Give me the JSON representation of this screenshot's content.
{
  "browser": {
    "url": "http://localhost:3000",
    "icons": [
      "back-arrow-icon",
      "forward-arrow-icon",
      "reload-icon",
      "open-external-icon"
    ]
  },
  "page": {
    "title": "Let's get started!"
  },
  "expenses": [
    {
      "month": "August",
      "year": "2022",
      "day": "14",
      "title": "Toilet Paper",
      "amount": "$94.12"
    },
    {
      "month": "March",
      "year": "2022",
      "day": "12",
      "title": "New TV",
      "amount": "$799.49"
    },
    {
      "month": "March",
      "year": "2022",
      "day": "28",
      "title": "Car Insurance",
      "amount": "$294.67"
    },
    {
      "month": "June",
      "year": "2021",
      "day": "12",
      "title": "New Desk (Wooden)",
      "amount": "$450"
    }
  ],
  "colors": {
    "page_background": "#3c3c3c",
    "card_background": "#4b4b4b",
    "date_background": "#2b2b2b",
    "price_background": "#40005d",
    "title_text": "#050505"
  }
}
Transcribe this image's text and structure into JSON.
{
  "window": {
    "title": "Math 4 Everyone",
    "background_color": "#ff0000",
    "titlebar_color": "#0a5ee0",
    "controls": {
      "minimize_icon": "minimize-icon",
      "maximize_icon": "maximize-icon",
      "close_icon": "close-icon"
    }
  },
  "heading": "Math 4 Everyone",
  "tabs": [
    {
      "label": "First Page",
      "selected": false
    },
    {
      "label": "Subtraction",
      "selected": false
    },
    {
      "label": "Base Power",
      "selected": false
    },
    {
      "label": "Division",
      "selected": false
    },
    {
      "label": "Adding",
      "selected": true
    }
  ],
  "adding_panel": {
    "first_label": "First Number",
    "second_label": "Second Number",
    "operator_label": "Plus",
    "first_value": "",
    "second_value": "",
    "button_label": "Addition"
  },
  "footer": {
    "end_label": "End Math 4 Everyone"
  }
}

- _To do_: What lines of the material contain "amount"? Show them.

- _Solution_:
      "amount": "$94.12"
      "amount": "$799.49"
      "amount": "$294.67"
      "amount": "$450"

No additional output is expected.